Collection entries
[Start of section]

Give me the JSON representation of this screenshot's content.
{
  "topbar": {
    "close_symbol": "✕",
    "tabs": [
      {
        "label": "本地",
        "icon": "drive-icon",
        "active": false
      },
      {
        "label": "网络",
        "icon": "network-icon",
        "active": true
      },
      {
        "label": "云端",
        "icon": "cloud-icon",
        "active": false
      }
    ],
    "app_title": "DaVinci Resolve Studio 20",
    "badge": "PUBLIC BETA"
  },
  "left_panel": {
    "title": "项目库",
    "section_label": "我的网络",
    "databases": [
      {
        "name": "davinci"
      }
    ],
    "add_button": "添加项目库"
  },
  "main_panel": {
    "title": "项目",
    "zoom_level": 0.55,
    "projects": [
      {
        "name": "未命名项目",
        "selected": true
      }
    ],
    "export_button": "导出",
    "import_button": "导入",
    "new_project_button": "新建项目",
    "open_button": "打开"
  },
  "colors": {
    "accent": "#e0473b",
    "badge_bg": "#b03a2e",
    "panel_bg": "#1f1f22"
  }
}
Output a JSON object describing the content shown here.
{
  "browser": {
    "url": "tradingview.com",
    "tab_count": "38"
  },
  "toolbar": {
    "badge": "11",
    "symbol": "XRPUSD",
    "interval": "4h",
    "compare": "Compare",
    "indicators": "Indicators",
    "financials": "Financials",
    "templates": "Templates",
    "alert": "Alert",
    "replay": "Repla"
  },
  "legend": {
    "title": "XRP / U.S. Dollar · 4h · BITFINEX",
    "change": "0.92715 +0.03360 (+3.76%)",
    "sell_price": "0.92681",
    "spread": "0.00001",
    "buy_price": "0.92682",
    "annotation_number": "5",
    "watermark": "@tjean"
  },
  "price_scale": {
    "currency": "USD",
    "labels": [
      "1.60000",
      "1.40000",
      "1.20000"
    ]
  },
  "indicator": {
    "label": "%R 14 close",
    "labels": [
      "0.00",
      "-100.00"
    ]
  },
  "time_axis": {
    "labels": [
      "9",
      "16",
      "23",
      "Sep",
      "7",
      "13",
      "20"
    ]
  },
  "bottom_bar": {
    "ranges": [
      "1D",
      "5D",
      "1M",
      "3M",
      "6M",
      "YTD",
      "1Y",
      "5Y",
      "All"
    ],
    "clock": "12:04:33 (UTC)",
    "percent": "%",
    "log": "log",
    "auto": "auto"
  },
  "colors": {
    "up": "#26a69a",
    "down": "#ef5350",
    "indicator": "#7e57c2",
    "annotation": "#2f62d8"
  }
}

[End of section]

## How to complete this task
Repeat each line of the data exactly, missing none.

## Solution for this problem
Give me the JSON representation of this screenshot's content.
{
  "topbar": {
    "close_symbol": "✕",
    "tabs": [
      {
        "label": "本地",
        "icon": "drive-icon",
        "active": false
      },
      {
        "label": "网络",
        "icon": "network-icon",
        "active": true
      },
      {
        "label": "云端",
        "icon": "cloud-icon",
        "active": false
      }
    ],
    "app_title": "DaVinci Resolve Studio 20",
    "badge": "PUBLIC BETA"
  },
  "left_panel": {
    "title": "项目库",
    "section_label": "我的网络",
    "databases": [
      {
        "name": "davinci"
      }
    ],
    "add_button": "添加项目库"
  },
  "main_panel": {
    "title": "项目",
    "zoom_level": 0.55,
    "projects": [
      {
        "name": "未命名项目",
        "selected": true
      }
    ],
    "export_button": "导出",
    "import_button": "导入",
    "new_project_button": "新建项目",
    "open_button": "打开"
  },
  "colors": {
    "accent": "#e0473b",
    "badge_bg": "#b03a2e",
    "panel_bg": "#1f1f22"
  }
}
Output a JSON object describing the content shown here.
{
  "browser": {
    "url": "tradingview.com",
    "tab_count": "38"
  },
  "toolbar": {
    "badge": "11",
    "symbol": "XRPUSD",
    "interval": "4h",
    "compare": "Compare",
    "indicators": "Indicators",
    "financials": "Financials",
    "templates": "Templates",
    "alert": "Alert",
    "replay": "Repla"
  },
  "legend": {
    "title": "XRP / U.S. Dollar · 4h · BITFINEX",
    "change": "0.92715 +0.03360 (+3.76%)",
    "sell_price": "0.92681",
    "spread": "0.00001",
    "buy_price": "0.92682",
    "annotation_number": "5",
    "watermark": "@tjean"
  },
  "price_scale": {
    "currency": "USD",
    "labels": [
      "1.60000",
      "1.40000",
      "1.20000"
    ]
  },
  "indicator": {
    "label": "%R 14 close",
    "labels": [
      "0.00",
      "-100.00"
    ]
  },
  "time_axis": {
    "labels": [
      "9",
      "16",
      "23",
      "Sep",
      "7",
      "13",
      "20"
    ]
  },
  "bottom_bar": {
    "ranges": [
      "1D",
      "5D",
      "1M",
      "3M",
      "6M",
      "YTD",
      "1Y",
      "5Y",
      "All"
    ],
    "clock": "12:04:33 (UTC)",
    "percent": "%",
    "log": "log",
    "auto": "auto"
  },
  "colors": {
    "up": "#26a69a",
    "down": "#ef5350",
    "indicator": "#7e57c2",
    "annotation": "#2f62d8"
  }
}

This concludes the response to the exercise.